One of the newest festivals, the South Texas International Film Festival, founded in 2015, unfolds each September in Edinburg. “The Mexican Consulate here wanted us to show some films by Mexican filmmakers,” says festival director Magdiel Alfonso, “and the idea just grew into a festival. The first year, we received 85 entries and showed six shorts and four features. We’ve gotten submissions from Mexico, India, Pakistan, Russia, Europe, Canada—people submit them through the platforms FilmFreeway and Withoutabox. We’re working to have our festival films be eligible for Oscar consideration.”

Festival organizers also hope to establish a filmmaking presence in the Rio Grande Valley and create economic resources for actors, costume designers, cinematographers and other film professionals. This year’s festival is September 7–9.

Movie-loving Valley folks surely will charm the film world with Texas hospitality, as did the late L.T. Felty of Waxahachie. Back in the ’80s, when the town was becoming a Hollywood outpost in Texas, former high school coach Felty was the man to see if a film production needed a certain location or, say, 800 square dancers on one day’s notice. Felty also found himself on the silver screen, appearing in Foote’s film 1918, and playing a duck hunter in David Byrne’s True Stories.

Most of all, Felty mesmerized the occasionally cutthroat world of Tinseltown with his small-town values. “If you don’t lie to them, they’ll believe in you as long as you live,” he told The New York Times in 1985. “Your handshake is your word.”

Gene Fowler is an Austin writer who specializes in history.
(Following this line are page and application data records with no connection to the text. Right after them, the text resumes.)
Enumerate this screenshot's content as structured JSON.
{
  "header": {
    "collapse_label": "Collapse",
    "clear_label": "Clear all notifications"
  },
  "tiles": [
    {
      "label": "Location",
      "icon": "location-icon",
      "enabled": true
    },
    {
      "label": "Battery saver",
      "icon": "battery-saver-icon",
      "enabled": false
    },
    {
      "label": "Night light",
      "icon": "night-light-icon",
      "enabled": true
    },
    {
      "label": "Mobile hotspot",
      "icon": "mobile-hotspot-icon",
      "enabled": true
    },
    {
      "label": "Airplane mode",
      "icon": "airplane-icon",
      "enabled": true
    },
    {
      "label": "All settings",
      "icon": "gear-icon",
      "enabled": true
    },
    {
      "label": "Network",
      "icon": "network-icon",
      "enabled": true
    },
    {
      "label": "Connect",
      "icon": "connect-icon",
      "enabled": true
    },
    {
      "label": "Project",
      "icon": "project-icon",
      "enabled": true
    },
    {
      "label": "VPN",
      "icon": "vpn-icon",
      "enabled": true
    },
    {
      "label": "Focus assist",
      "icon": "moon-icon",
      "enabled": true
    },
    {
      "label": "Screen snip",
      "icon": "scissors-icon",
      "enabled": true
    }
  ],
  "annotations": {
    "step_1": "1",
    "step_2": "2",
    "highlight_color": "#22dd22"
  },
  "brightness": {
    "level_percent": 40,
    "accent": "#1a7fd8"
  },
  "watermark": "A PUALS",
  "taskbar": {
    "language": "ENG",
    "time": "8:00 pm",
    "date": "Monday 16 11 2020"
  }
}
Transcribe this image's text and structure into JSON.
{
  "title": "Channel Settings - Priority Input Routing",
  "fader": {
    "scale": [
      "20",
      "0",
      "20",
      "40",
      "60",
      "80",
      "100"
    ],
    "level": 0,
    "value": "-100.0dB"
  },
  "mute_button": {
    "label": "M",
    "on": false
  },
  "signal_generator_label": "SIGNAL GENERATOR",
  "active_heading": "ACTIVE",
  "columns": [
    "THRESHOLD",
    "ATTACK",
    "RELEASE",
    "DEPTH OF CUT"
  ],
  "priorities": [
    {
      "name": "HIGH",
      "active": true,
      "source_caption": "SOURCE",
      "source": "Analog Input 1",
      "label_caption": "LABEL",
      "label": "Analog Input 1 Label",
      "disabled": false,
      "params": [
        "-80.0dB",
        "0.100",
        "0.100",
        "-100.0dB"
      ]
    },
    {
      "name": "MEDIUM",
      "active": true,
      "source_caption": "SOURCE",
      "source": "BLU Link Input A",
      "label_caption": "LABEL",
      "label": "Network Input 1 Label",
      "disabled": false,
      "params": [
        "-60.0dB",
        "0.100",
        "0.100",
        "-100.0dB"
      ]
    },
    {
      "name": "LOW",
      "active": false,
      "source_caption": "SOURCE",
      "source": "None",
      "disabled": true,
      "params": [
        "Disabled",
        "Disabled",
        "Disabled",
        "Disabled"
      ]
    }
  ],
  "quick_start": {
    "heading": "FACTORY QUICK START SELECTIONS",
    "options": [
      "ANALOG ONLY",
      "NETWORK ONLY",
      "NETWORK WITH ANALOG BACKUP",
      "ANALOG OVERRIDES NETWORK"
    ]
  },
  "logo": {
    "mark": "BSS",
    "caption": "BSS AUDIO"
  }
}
Correction: September 26, 2017
This story misstated the surname of the director of the Hill Country Film Festival. Her name is Amy Miskovsky, not Moskovitz.